EXERCISE »
Report each line from the entries in which "glyph" can be found.

Entries from a dataset of interfaces »
+ + + +
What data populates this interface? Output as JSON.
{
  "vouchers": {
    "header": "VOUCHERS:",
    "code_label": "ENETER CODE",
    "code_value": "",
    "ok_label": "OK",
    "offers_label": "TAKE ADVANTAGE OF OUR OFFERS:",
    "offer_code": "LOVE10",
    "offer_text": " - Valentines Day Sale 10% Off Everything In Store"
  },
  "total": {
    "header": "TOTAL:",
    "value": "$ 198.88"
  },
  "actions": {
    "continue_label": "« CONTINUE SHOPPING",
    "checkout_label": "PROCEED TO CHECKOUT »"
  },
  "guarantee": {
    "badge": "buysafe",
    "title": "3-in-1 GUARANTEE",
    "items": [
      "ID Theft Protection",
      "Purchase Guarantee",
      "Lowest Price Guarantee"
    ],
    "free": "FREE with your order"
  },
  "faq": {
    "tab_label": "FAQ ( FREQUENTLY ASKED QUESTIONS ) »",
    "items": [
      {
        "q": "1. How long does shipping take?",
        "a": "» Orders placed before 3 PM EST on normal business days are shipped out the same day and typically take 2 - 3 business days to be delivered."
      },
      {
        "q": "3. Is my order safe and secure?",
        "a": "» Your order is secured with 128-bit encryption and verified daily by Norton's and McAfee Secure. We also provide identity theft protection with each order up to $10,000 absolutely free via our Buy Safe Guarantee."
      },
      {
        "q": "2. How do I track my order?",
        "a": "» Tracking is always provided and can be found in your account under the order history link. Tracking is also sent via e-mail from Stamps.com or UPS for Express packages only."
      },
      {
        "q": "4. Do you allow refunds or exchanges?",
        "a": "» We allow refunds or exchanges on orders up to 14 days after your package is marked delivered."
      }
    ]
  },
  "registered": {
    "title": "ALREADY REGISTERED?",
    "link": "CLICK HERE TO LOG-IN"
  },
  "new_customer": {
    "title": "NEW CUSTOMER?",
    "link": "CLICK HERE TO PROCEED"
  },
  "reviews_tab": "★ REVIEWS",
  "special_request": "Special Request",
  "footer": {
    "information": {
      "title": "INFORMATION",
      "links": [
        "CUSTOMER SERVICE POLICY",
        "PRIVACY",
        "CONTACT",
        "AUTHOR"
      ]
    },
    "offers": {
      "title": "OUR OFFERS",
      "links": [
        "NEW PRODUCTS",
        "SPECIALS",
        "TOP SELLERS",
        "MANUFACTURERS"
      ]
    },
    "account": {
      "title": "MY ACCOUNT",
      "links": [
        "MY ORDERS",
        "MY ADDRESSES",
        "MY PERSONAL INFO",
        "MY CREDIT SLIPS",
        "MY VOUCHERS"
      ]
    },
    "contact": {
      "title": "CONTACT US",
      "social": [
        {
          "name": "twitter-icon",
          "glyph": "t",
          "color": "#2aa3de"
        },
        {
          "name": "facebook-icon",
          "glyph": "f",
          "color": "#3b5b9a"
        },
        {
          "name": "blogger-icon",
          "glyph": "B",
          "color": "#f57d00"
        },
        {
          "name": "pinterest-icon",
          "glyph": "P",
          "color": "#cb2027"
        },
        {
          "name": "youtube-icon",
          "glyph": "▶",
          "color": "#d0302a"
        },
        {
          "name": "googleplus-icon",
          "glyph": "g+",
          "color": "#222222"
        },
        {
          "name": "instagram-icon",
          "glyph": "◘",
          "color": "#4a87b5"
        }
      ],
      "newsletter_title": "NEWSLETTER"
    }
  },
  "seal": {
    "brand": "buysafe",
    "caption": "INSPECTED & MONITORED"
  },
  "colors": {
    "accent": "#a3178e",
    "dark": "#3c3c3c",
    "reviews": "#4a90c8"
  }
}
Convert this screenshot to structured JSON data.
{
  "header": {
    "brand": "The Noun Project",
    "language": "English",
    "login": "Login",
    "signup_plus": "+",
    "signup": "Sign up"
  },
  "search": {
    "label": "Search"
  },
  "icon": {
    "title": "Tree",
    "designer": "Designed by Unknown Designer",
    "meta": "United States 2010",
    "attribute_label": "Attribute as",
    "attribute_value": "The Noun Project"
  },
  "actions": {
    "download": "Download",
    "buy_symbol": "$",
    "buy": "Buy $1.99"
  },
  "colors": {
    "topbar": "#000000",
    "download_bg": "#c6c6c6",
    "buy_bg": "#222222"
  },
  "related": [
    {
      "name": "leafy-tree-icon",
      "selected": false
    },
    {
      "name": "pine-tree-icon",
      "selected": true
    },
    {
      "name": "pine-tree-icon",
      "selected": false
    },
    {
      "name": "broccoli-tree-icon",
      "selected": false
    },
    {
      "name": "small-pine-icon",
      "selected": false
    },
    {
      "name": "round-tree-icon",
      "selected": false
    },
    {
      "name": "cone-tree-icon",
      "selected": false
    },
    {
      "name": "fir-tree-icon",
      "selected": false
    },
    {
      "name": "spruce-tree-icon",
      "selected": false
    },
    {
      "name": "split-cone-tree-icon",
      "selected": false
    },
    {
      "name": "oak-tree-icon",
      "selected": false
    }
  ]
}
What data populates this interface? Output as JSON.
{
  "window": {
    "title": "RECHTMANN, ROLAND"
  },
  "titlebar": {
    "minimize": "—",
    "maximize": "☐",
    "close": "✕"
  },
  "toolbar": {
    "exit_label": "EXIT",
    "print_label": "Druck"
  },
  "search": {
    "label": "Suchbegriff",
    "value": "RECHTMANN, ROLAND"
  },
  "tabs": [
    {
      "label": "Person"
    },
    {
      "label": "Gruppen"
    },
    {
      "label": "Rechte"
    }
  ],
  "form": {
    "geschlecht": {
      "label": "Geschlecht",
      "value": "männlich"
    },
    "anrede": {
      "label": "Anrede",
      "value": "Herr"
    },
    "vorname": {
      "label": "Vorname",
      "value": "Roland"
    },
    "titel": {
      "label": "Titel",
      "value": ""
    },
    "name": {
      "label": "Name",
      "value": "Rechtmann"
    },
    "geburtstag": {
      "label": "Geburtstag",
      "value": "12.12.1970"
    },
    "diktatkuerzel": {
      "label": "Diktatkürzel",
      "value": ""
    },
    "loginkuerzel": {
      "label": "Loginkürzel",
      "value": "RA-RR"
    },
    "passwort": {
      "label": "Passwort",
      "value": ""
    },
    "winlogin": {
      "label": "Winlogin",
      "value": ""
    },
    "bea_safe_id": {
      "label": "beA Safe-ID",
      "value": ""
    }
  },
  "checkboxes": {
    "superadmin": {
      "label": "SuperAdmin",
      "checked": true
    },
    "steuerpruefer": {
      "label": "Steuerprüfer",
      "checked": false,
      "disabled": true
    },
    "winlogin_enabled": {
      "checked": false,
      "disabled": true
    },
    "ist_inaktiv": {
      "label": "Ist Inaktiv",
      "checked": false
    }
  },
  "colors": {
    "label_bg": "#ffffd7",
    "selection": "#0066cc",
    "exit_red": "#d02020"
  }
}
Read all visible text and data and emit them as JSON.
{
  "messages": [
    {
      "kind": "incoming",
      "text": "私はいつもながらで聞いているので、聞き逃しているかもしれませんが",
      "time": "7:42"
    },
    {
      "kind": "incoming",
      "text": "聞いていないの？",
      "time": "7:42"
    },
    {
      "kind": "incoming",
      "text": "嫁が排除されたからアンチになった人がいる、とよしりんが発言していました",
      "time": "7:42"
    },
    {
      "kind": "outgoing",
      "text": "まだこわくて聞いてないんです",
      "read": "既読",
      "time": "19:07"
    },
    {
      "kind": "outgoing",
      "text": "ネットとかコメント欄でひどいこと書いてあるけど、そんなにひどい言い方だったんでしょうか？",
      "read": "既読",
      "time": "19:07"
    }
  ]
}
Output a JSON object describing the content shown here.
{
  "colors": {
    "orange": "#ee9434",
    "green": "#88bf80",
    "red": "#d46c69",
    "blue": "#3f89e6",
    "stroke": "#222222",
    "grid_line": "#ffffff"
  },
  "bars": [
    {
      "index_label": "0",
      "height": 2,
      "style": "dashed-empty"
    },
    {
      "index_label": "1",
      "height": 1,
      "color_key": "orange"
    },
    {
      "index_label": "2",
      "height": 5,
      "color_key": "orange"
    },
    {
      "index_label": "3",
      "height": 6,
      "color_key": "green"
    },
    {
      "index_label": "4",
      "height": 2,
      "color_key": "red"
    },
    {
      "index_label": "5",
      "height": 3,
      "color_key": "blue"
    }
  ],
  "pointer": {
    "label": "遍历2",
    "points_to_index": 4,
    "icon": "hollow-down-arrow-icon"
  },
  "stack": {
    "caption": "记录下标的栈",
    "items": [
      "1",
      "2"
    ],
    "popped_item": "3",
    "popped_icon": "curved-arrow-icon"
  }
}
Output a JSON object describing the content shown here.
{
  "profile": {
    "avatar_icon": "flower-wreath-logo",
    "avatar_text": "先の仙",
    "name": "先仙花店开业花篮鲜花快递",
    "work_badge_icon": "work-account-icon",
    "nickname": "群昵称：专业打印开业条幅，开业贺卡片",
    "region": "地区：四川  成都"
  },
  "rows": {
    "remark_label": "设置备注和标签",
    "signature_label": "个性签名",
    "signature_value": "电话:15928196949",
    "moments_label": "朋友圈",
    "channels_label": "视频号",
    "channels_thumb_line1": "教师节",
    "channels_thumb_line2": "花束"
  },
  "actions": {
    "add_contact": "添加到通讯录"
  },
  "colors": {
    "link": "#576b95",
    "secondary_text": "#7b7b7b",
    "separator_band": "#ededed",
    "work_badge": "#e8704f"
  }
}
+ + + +
ANSWER BOX »
          "glyph": "t",
          "glyph": "f",
          "glyph": "B",
          "glyph": "P",
          "glyph": "▶",
          "glyph": "g+",
          "glyph": "◘",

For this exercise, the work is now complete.